Among the several conclusions we can draw from the even/odd harmonic decomposition of the sawtooth wave (Figure 10.2), one is that a square wave can be decomposed into a linear combination of two sawtooth waves. We can carry this idea further, and show how to compose any classical waveform having only jumps (discontinuities in value) but no corners (discontinuities in slope) as a sum of sawtooth waves of various phases and amplitudes. We then develop the idea further, showing how to generate waveforms with corners (either in addition to, or instead of, jumps) using another fundamental waveform we'll call the parabolic wave.
Suppose first that a waveform of period has discontinuities at different points, , all lying on the cycle between 0 and , at which the waveform jumps by values . A negative value of , for instance, would mean that the waveform jumps from a higher to a lower value at the point , and a positive value of would mean a jump from a lower to a higher value.
For instance, Figure 10.3 shows (part a) a classical waveform with two jumps: and . Parts (b) and (c) show sawtooth waves which each has one of the two jumps. The sum of the two sawtooth waves reconstructs the waveform of part (a), except for a possible constant (DC) offset.
The sawtooth wave with a jump of one unit at the point zero is given by
The slopes of the segments of the classical waveform of part (a) are all equal,
and equal the sum of the slopes of the component sawtooth waves, equal in
To decompose classical waveforms with corners we use the parabolic wave, which,
over a single period from 0 to , is equal to
To construct a waveform with any desired number of corners (suppose they are
at the points
, at which we want the slope changes to
), we sum up the necessary parabolic waves:

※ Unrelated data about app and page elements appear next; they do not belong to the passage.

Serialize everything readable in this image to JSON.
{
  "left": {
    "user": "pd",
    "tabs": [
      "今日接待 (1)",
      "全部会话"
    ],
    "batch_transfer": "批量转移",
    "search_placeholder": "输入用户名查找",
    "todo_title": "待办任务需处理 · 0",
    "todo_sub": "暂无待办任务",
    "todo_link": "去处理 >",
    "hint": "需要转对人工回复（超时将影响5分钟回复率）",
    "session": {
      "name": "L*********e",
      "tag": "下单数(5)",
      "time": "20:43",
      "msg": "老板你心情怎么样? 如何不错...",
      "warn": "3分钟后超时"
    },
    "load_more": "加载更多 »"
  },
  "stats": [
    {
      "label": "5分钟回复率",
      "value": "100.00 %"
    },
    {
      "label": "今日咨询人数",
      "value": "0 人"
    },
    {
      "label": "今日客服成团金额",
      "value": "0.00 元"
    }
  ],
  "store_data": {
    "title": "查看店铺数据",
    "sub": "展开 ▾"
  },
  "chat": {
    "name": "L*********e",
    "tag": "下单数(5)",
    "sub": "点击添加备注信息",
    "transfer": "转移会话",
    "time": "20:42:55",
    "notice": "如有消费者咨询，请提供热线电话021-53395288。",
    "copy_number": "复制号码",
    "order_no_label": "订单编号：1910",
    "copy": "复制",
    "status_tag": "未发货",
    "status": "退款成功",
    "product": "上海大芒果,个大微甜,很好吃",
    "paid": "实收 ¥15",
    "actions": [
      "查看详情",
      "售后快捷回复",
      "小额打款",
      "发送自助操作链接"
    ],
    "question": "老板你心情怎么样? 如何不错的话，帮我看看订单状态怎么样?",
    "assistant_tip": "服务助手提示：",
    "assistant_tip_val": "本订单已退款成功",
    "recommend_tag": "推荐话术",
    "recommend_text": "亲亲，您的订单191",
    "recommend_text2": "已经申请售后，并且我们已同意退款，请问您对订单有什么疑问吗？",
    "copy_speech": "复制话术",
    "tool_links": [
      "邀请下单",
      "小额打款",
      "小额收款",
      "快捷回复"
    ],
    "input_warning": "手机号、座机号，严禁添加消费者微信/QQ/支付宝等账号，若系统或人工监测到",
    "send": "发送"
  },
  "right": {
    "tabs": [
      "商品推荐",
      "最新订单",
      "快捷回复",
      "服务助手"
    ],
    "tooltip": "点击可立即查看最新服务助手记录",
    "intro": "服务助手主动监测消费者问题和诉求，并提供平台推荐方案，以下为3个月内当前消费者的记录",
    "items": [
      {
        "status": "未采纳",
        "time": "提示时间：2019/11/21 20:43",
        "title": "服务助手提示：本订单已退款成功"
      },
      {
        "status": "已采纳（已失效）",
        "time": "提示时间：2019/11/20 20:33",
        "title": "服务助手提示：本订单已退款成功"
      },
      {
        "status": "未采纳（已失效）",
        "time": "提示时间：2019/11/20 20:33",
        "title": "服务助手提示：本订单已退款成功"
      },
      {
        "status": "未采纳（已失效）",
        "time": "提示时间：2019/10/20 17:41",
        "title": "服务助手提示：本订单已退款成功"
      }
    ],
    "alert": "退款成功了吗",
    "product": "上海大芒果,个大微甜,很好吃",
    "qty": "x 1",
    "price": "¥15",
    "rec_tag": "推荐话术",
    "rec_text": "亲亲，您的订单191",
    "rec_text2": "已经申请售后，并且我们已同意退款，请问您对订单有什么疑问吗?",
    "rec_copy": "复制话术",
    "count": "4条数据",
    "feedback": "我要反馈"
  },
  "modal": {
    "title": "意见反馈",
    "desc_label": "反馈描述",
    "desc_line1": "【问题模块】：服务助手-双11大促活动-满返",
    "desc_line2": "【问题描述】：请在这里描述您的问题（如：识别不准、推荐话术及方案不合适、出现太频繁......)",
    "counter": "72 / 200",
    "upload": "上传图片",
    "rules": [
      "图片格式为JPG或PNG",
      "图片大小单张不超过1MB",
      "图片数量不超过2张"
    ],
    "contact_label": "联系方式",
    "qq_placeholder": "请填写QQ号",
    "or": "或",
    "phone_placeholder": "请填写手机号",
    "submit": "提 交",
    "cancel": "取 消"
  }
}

If the sum is to contain line segments (not segments of curves), the terms in the sum must sum to zero. From the expansion of above, this implies that . Analyses of complex waveforms (as in the figure) will always satisfy this condition because the changes in slope, over a cycle, must all add to zero for the waveform to connect with itself.